** Records for the exercise follows **
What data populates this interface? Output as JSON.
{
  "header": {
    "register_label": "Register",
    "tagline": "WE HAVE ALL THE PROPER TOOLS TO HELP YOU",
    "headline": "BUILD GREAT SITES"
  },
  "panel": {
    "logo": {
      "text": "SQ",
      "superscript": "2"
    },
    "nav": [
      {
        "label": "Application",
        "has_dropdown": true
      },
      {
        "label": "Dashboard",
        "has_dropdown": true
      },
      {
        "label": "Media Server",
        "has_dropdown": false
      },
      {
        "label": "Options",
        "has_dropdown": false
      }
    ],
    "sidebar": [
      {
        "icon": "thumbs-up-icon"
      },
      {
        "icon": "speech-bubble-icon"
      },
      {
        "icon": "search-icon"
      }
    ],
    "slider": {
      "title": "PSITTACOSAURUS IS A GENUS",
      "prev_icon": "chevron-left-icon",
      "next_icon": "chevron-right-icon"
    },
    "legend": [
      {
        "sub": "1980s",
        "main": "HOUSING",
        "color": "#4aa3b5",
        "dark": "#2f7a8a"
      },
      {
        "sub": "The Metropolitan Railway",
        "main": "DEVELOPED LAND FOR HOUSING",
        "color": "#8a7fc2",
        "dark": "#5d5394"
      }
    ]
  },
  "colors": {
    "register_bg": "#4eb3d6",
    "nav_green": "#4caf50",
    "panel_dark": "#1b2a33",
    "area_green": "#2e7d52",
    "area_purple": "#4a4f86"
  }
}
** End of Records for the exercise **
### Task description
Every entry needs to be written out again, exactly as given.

### Reply to the exercise
What data populates this interface? Output as JSON.
{
  "header": {
    "register_label": "Register",
    "tagline": "WE HAVE ALL THE PROPER TOOLS TO HELP YOU",
    "headline": "BUILD GREAT SITES"
  },
  "panel": {
    "logo": {
      "text": "SQ",
      "superscript": "2"
    },
    "nav": [
      {
        "label": "Application",
        "has_dropdown": true
      },
      {
        "label": "Dashboard",
        "has_dropdown": true
      },
      {
        "label": "Media Server",
        "has_dropdown": false
      },
      {
        "label": "Options",
        "has_dropdown": false
      }
    ],
    "sidebar": [
      {
        "icon": "thumbs-up-icon"
      },
      {
        "icon": "speech-bubble-icon"
      },
      {
        "icon": "search-icon"
      }
    ],
    "slider": {
      "title": "PSITTACOSAURUS IS A GENUS",
      "prev_icon": "chevron-left-icon",
      "next_icon": "chevron-right-icon"
    },
    "legend": [
      {
        "sub": "1980s",
        "main": "HOUSING",
        "color": "#4aa3b5",
        "dark": "#2f7a8a"
      },
      {
        "sub": "The Metropolitan Railway",
        "main": "DEVELOPED LAND FOR HOUSING",
        "color": "#8a7fc2",
        "dark": "#5d5394"
      }
    ]
  },
  "colors": {
    "register_bg": "#4eb3d6",
    "nav_green": "#4caf50",
    "panel_dark": "#1b2a33",
    "area_green": "#2e7d52",
    "area_purple": "#4a4f86"
  }
}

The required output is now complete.